Main Points:

  1. Patients meeting the following five simple clinical criteria are safe to clear without cervical spine imaging following blunt trauma:
    • No focal neurologic deficit
    • Normal alertness
    • No intoxication
    • No midline posterior bony cervical spine tenderness, and
    • No painful distracting injury
  1. The sensitivity and specificity of the NEXUS criteria for detecting low probability injury and avoiding unnecessary imaging was 99 and 12.9 percent respectively, with a negative predictive value of 99.8 percent for the detection of clinically significant injuries.

Level of evidence: 1 (Prospective cohort trial)

Based on the ACEP grading scheme for diagnostic questions the NEXUS trial receives a class of evidence rating of 1.

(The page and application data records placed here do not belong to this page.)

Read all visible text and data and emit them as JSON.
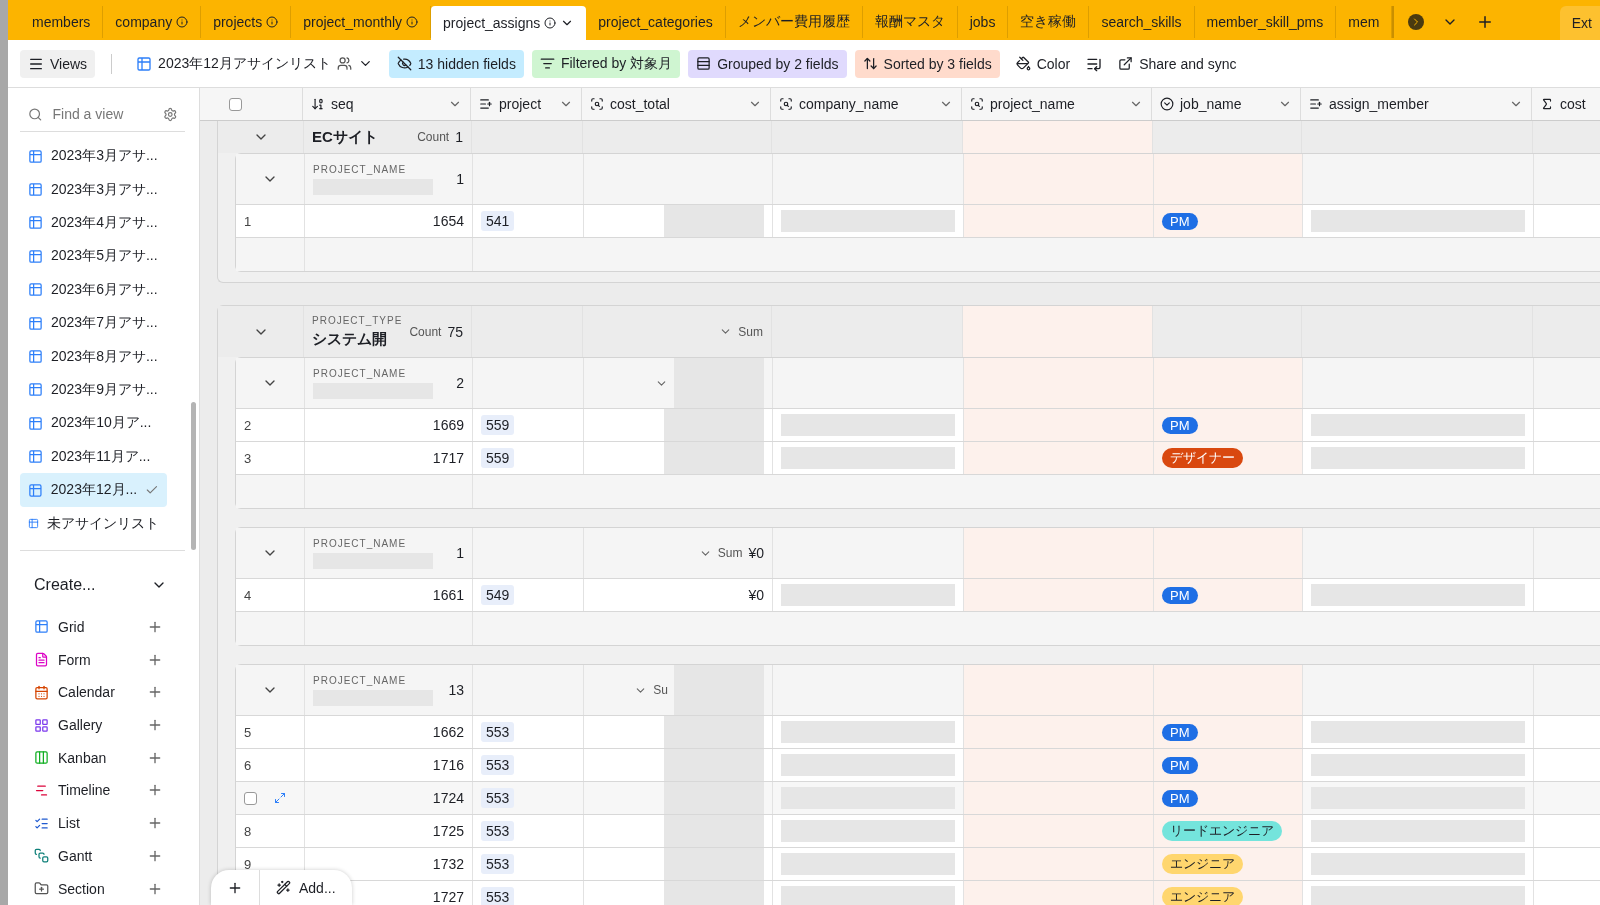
{
  "tabs": [
    {
      "label": "members",
      "info": false,
      "selected": false
    },
    {
      "label": "company",
      "info": true,
      "selected": false
    },
    {
      "label": "projects",
      "info": true,
      "selected": false
    },
    {
      "label": "project_monthly",
      "info": true,
      "selected": false
    },
    {
      "label": "project_assigns",
      "info": true,
      "selected": true
    },
    {
      "label": "project_categories",
      "info": false,
      "selected": false
    },
    {
      "label": "メンバー費用履歴",
      "info": false,
      "selected": false
    },
    {
      "label": "報酬マスタ",
      "info": false,
      "selected": false
    },
    {
      "label": "jobs",
      "info": false,
      "selected": false
    },
    {
      "label": "空き稼働",
      "info": false,
      "selected": false
    },
    {
      "label": "search_skills",
      "info": false,
      "selected": false
    },
    {
      "label": "member_skill_pms",
      "info": false,
      "selected": false
    },
    {
      "label": "mem",
      "info": false,
      "selected": false
    }
  ],
  "extension_tab": "Ext",
  "toolbar": {
    "views_button": "Views",
    "view_name": "2023年12月アサインリスト",
    "chips": [
      {
        "kind": "hidden",
        "label": "13 hidden fields"
      },
      {
        "kind": "filter",
        "label": "Filtered by 対象月"
      },
      {
        "kind": "group",
        "label": "Grouped by 2 fields"
      },
      {
        "kind": "sort",
        "label": "Sorted by 3 fields"
      }
    ],
    "color_button": "Color",
    "share_button": "Share and sync"
  },
  "sidebar": {
    "search_placeholder": "Find a view",
    "views": [
      {
        "label": "2023年3月アサ...",
        "selected": false
      },
      {
        "label": "2023年3月アサ...",
        "selected": false
      },
      {
        "label": "2023年4月アサ...",
        "selected": false
      },
      {
        "label": "2023年5月アサ...",
        "selected": false
      },
      {
        "label": "2023年6月アサ...",
        "selected": false
      },
      {
        "label": "2023年7月アサ...",
        "selected": false
      },
      {
        "label": "2023年8月アサ...",
        "selected": false
      },
      {
        "label": "2023年9月アサ...",
        "selected": false
      },
      {
        "label": "2023年10月ア...",
        "selected": false
      },
      {
        "label": "2023年11月ア...",
        "selected": false
      },
      {
        "label": "2023年12月...",
        "selected": true
      },
      {
        "label": "未アサインリスト",
        "selected": false
      }
    ],
    "create_label": "Create...",
    "create_items": [
      {
        "kind": "grid",
        "label": "Grid"
      },
      {
        "kind": "form",
        "label": "Form"
      },
      {
        "kind": "calendar",
        "label": "Calendar"
      },
      {
        "kind": "gallery",
        "label": "Gallery"
      },
      {
        "kind": "kanban",
        "label": "Kanban"
      },
      {
        "kind": "timeline",
        "label": "Timeline"
      },
      {
        "kind": "list",
        "label": "List"
      },
      {
        "kind": "gantt",
        "label": "Gantt"
      },
      {
        "kind": "section",
        "label": "Section"
      }
    ]
  },
  "select_all": {
    "checked": false
  },
  "columns": [
    {
      "name": "seq",
      "sorted": false
    },
    {
      "name": "project",
      "sorted": false
    },
    {
      "name": "cost_total",
      "sorted": false
    },
    {
      "name": "company_name",
      "sorted": false
    },
    {
      "name": "project_name",
      "sorted": true
    },
    {
      "name": "job_name",
      "sorted": true
    },
    {
      "name": "assign_member",
      "sorted": false
    },
    {
      "name": "cost",
      "sorted": false
    }
  ],
  "groups": [
    {
      "value": "ECサイト",
      "count_label": "Count",
      "count": "1",
      "subgroups": [
        {
          "field": "PROJECT_NAME",
          "count": "1",
          "rows": [
            {
              "number": "1",
              "hovered": false,
              "seq": "1654",
              "project": "541",
              "job": {
                "label": "PM",
                "color": "#1f6fe5"
              }
            }
          ]
        }
      ]
    },
    {
      "field": "PROJECT_TYPE",
      "value": "システム開",
      "count_label": "Count",
      "count": "75",
      "summary": {
        "label": "Sum"
      },
      "subgroups": [
        {
          "field": "PROJECT_NAME",
          "count": "2",
          "summary": {
            "menu": true
          },
          "rows": [
            {
              "number": "2",
              "hovered": false,
              "seq": "1669",
              "project": "559",
              "job": {
                "label": "PM",
                "color": "#1f6fe5"
              }
            },
            {
              "number": "3",
              "hovered": false,
              "seq": "1717",
              "project": "559",
              "job": {
                "label": "デザイナー",
                "color": "#d9480f"
              }
            }
          ]
        },
        {
          "field": "PROJECT_NAME",
          "count": "1",
          "summary": {
            "label": "Sum",
            "value": "¥0"
          },
          "rows": [
            {
              "number": "4",
              "hovered": false,
              "seq": "1661",
              "project": "549",
              "cost_total": "¥0",
              "job": {
                "label": "PM",
                "color": "#1f6fe5"
              }
            }
          ]
        },
        {
          "field": "PROJECT_NAME",
          "count": "13",
          "summary": {
            "label": "Su"
          },
          "rows": [
            {
              "number": "5",
              "hovered": false,
              "seq": "1662",
              "project": "553",
              "job": {
                "label": "PM",
                "color": "#1f6fe5"
              }
            },
            {
              "number": "6",
              "hovered": false,
              "seq": "1716",
              "project": "553",
              "job": {
                "label": "PM",
                "color": "#1f6fe5"
              }
            },
            {
              "hovered": true,
              "seq": "1724",
              "project": "553",
              "job": {
                "label": "PM",
                "color": "#1f6fe5"
              }
            },
            {
              "number": "8",
              "hovered": false,
              "seq": "1725",
              "project": "553",
              "job": {
                "label": "リードエンジニア",
                "color": "#74e4dc"
              }
            },
            {
              "number": "9",
              "hovered": false,
              "seq": "1732",
              "project": "553",
              "job": {
                "label": "エンジニア",
                "color": "#ffd66e"
              }
            },
            {
              "seq": "1727",
              "project": "553",
              "job": {
                "label": "エンジニア",
                "color": "#ffd66e"
              }
            }
          ]
        }
      ]
    }
  ],
  "add_bar": {
    "add_label": "Add..."
  }
}
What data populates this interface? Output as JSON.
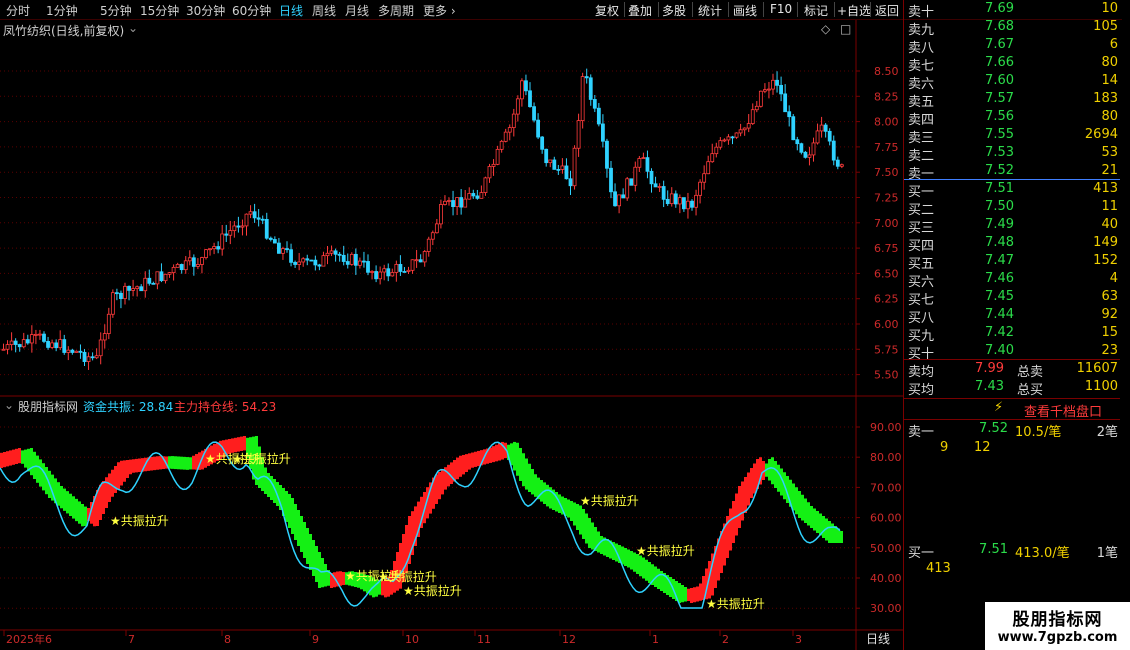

Background:

Blunt trauma is a frequent cause of emergency department visits. However, the overall prevalence of cervical spine injury is generally only between 2-4% (2.4% in the NEXUS cohort). The goal of the NEXUS group was to create a simple clinical tool with which to risk stratify patients following blunt trauma, thereby reducing unnecessary cervical spine imaging and subsequently improving patient care through cost-reduction and a decrement in the downstream oncogenic risk secondary to radiation exposure. Continue reading